Thu 8 Mar and Sat 17 Mar 2018

As part of Glasgow International Comedy Festival 2018

In the chilly if charming faded glamour of the Britannia Panopticon, Brandon Barrett begins the audience participation before the show when he asks three members of the audience to draw “something, anything – not too rude” on boards. In classic magician style these unseen doodlings will come into play later. That’s after Brandon has used cards, £10 notes, nails, a Stanley blade and loads of instances of making items disappear.

His magic talents are genuinely fun and impressive, with a wine bottle and even a glass being pulled out of thin air. “Do you like card tricks? You do now!” an audience member brought on stage is told, with the pack ultimately ending up thrown through the air as the original card is somehow grabbed.
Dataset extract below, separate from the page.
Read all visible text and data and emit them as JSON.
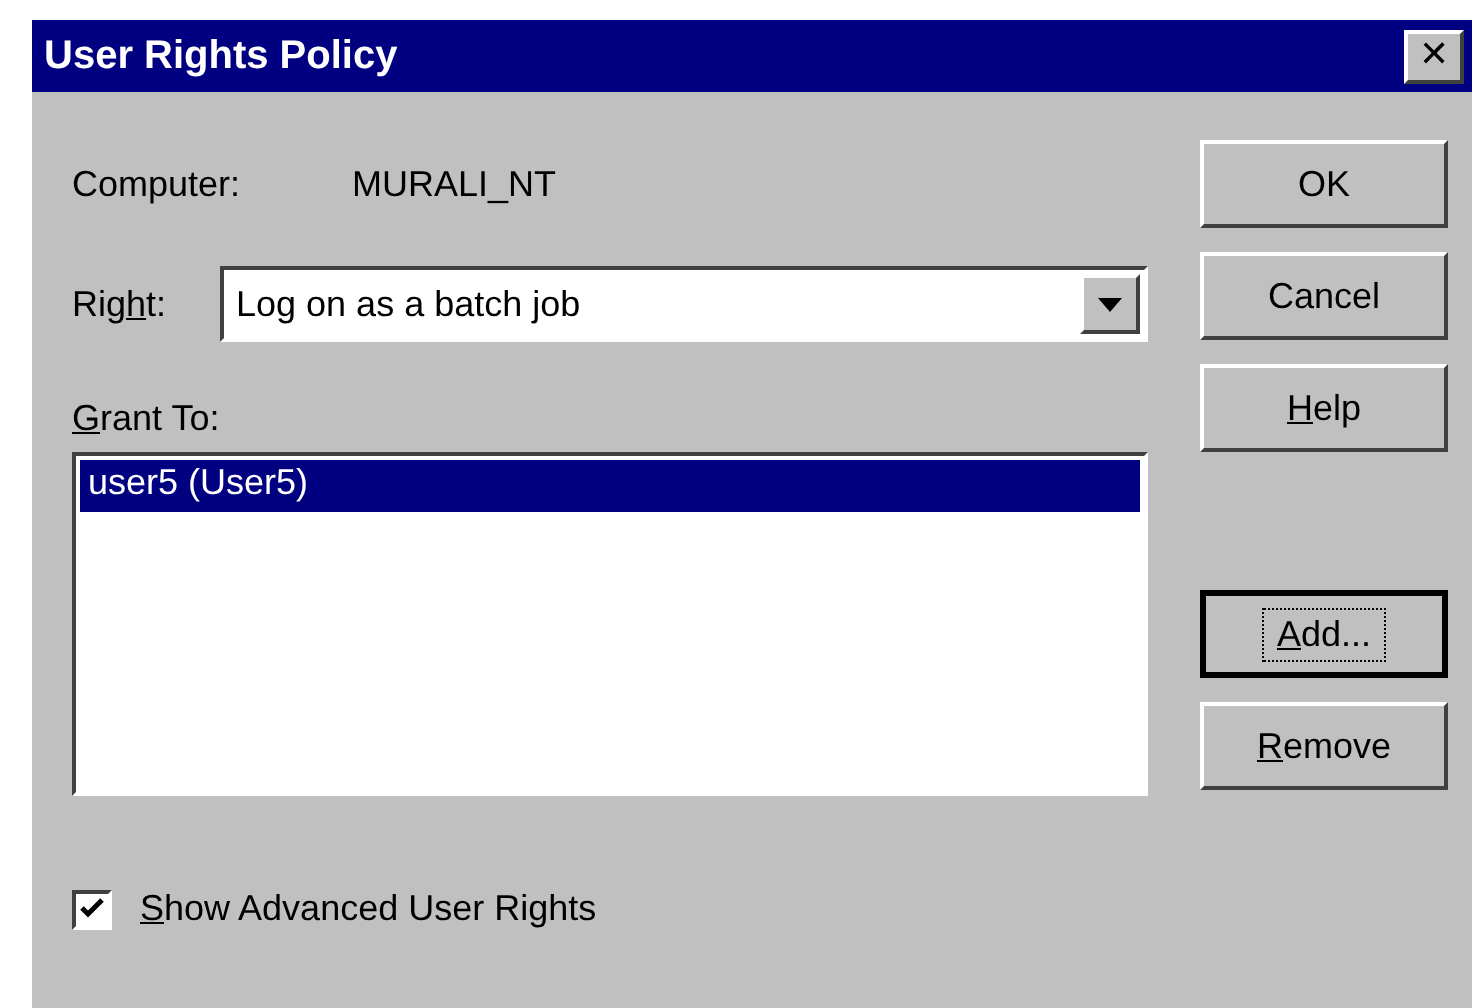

Whilst “nail in the face” feels slightly off, crude and rather pointless, the tricks take on a different edge during the “mentalisim section of the show”. Perception Without Awareness (PWA) is a neat summation of his seemingly impossible tricks, with the three unseen doodlings acting as a kind of mental lie detector.

Whilst his magic talents are endearing, Brandon’s comedic flair is somewhat mixed. Informing the audience that he is only fifteen years old, he is best when being lightly chiding and gently sarcastic (“Do you have any cuts on your hands?” he hopefully asks someone about to handle a cut open lemon). However, his swearing like a juvenile Malcolm Tucker feels jarring and forced, pushing proceedings into slightly uncomfortable waters. It’s a fine line between funny and insulting: the swearing sadly fails to tread this as it becomes a touch too caustic.

Bounding on and off stage and interacting confidently with the audience, Brandon overcomes some instances of the lighting and distance on stage obscuring what he is displaying with ease. The mic isn’t always used (which is strange as emphasis is placed on the ability of some people to hold it), leaving some asides difficult to pick up. Ultimately the show is a success; it’s just a shame his comedic style works against his magic skills at times as the latter are truly entertaining.